Southern North Island Beekeeping Group Ltd

Before the days of the computer, we had a MAF Advisory Service second to none. Advisors were on-hand in each region to help agricultural and horticultural industries and individuals with their problems. Most did research papers which were turned into aglinks. These were available to anybody for free.

During the 1980's the beekeeping industry had 9 Apicultural Officers that provided free advice, and also did research and looked after AFB. Because they were AP1's, hives with disease were burnt on the spot and they often inspected all the hives in a given area to detect disease. Disease levels climbed when hives started being moved into kiwifruit pollination. At the beginning, any hive would do and some of these were diseased so AFB spread rapidly.

In the lower North Island, we have had a number of very good advisers; Graham Walton helped me (now in the Philippines) and another was the late Ted Roberts who lived in the Pohangina Valley and whose office was situated in the government block over the road from the Massey University's main entrance. The advisors also put out newsletters for beekeepers. Ted was always available and if you couldn't get hold of him during the day (because he was out), he would answer his home phone between 8 and 10 pm for phone consultations. All he needed was a cheroot (Cigar) and a cup of coffee.

When we established as the South Western Branch (later changed to the Southern North Island Branch to reflect the Wairarapa) we had no money. We used the MAF Office to hold meetings.

Training: Once yearly a hobbyist introductory course was held at Massey University during the school holiday when the dorms were empty.

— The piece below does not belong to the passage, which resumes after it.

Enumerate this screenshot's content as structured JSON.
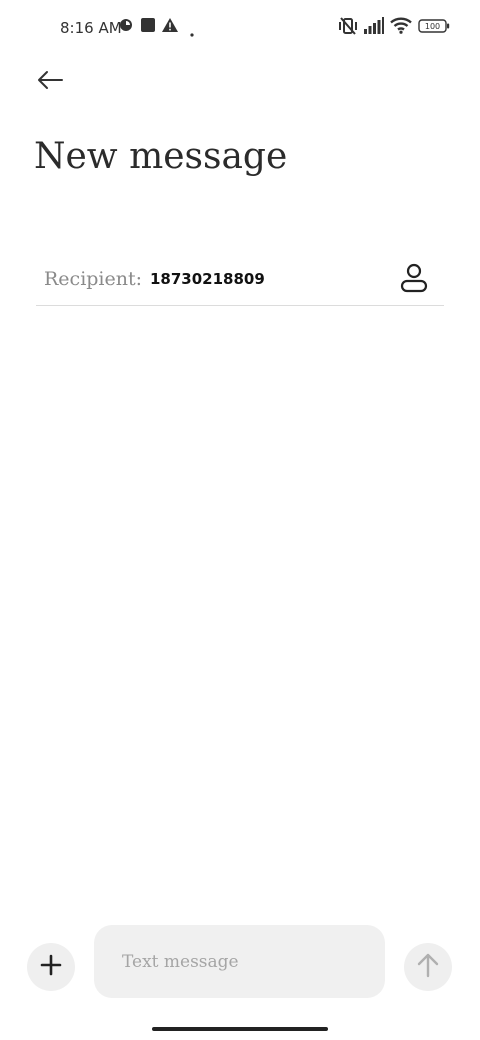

We also used the facilities at Flock hours near bulls where live-in week long courses were held such as introduction into commercial beekeeping and queen rearing.

The aglinks were our reference material. I'm not sure how many are tucked into old files about but here are a few.

At a meeting in Levin for kiwifruit growers we met a very young Mark Goodwin fresh out of University. I was also pollinating Kiwifruit when it was grown around Otaki. Didn't take long to discover that some years the fruit was undersize. One grower I used to pollinated "pulled the plug" after his first loss and had the block chained sawed within a week of the cheque arriving. Other small blocks carried on but eventually these to were cut out. Some kept the males and used to collect pollen for artificial pollination.

Notice the photos in the swarm and feral hive aglink - they are upside down!

Frank Lindsay

Southern North Island Beekeeping Group Ltd